Backwater valves are usually located in the floor of your basement. They usually have a round or rectangular access panel that can be removed for maintenance.
To better understand the requirements and proper placement and installation of your backwater valve, review the following checklist:
If your backwater has been correctly positioned and installed, there should be minimal issues. Proper maintenance is required, which will keep things running smoothly. Things can get stuck, preventing the valve from closing, and sharp objects can cause damage to the valve.
Proper, regular maintenance can catch these issues before there is a serious problem. Backwater valves are usually easily accessible. Normally equipped with a clear top, you should be able to see if water is flowing freely or if anything is stuck.
Some homes experience flooding from a sanitary or storm sewer backup, even with a backwater valve in place. In 2011, the City of Ottawa released a study of the effectiveness of backwater valves. It was the result of a July 2009 extreme rainfall event that resulted in approximately 1,500 basement flooding incidents in the west end of the city- or almost 8% of homes with backwater valves.
A review was undertaken by Ottawa to understand the situation better. It was determined that the main cause of failure of the mostly ‘normally closed’ backwater valves, concerned the valve cover. One third of the backwater valve covers inspected were not screwed down tightly enough or were cross-threaded.

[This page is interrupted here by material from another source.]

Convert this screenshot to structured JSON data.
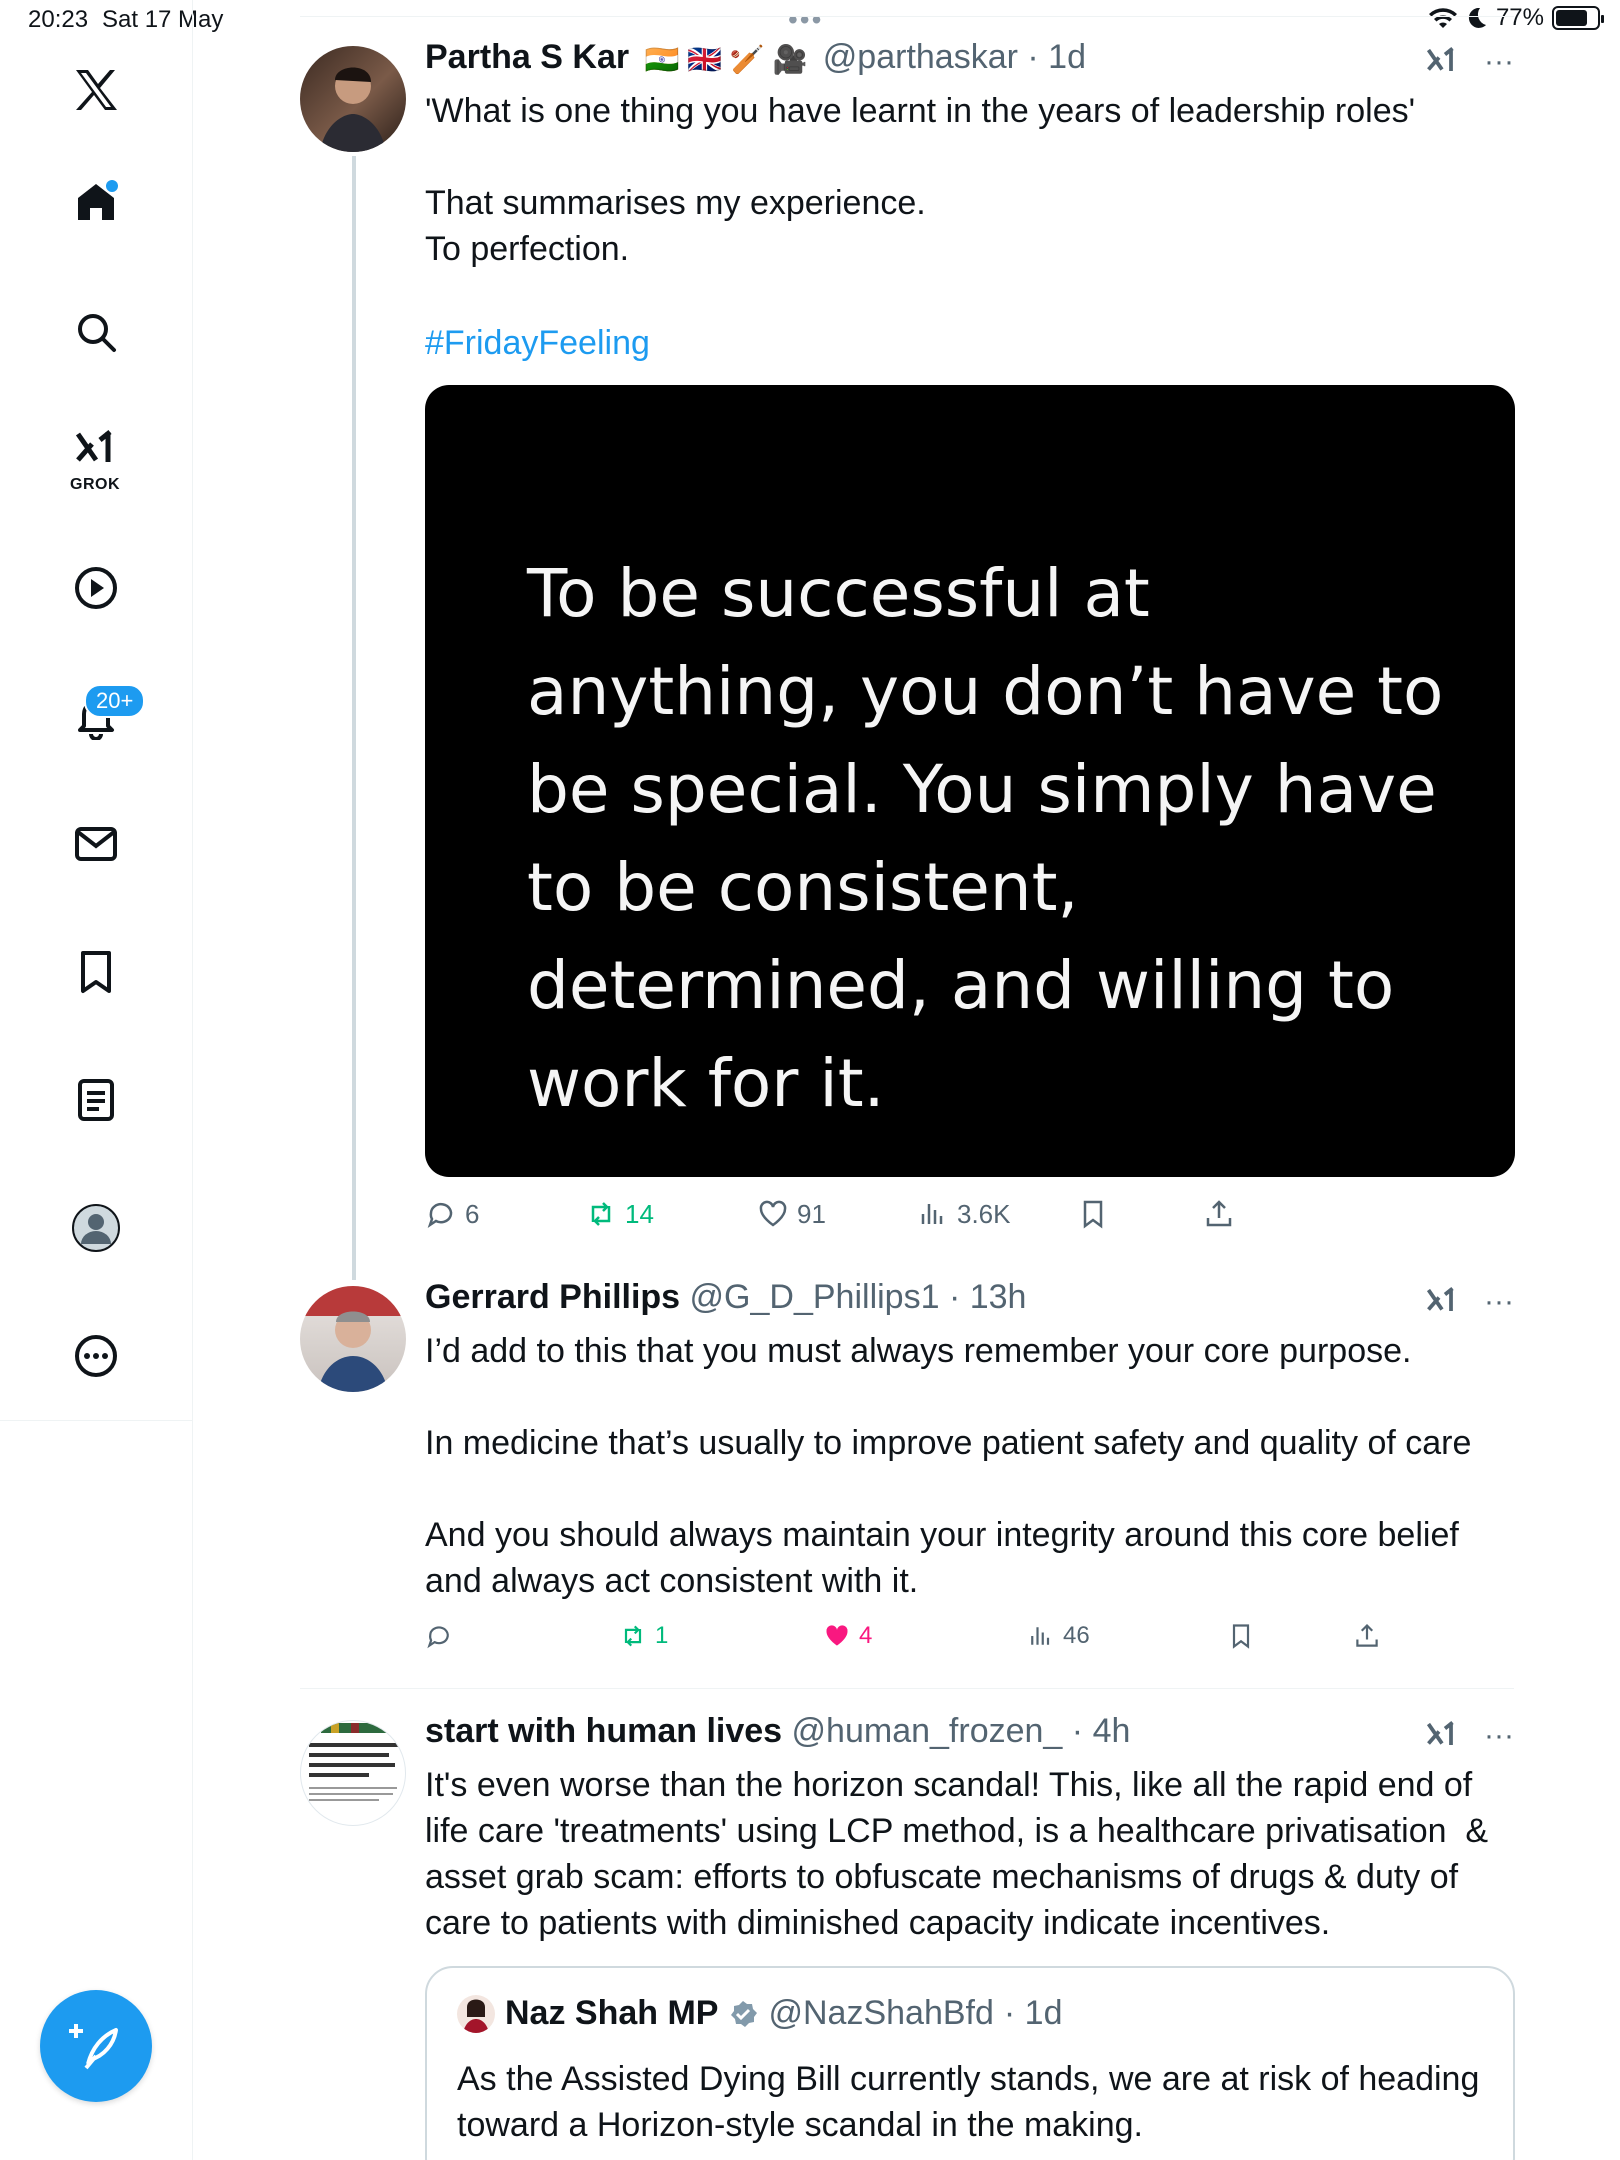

One of the most common causes for backwater valve failure is nothing to do with the actual valve. It's the failure to disconnect foundation drains that are connected to the sanitary or combined sewer system.
If the foundation drain of a home is still connected to the sanitary or combined sewer lateral downstream of the valve, sewage could be forced back into the weeping tiles and lead to structural damage of the foundation. It could also cause infiltration flooding.
When a home's foundation drain is connected to the municipal sanitary or combined sewer system, the home’s foundation drains must be disconnected from that system and redirected to a sump pit, before installing a backwater valve. If this step is missed, flooding can occur as the backwater valve closes.
When the valve is closed, water cannot flow out of your house. There is a certain amount of storage space in your plumbing system to account for this, but you may not want to shower and do laundry simultaneously during a major storm, or extreme snow melting. Since none of this water will be able to escape once the backwater valve is closed, you could wind up flooding your own house.This is otherwise known as ‘self-flooding’.
If a backwater valve is not properly maintained, sanitary waste and/or storm water can leak into a home during extreme rainfall or sanitary backup. Homeowners need to be educated about proper inspection and maintenance of the valves to ensure their effectiveness.
Most backwater valves come with a see- through top. This way, the valve can easily be inspected to see if there are any clogs from debris or if the valve is otherwise not functioning properly. It's always a good idea to schedule a qualified plumber to handle the annual inspection and maintenance. The preferred timing for maintenance is in the early spring before snow begins to melt.
Whether performing the inspection yourself or hiring a plumber, a checklist of what needs to be done includes:
Installing a backwater valve not only helps protect your home from a sewage backup, it's also the law in many municipalities. A sewage backup can cause disease and major property damage, resulting in lost time, money and a deterioration in health. A professional plumbing inspection should always be completed before installing a backwater valve in your home.
Contact Vaillancourt Plumbing today. Visit us online at www.vaillancourtplumbing.ca for all of your backwater valve needs in Durham Region.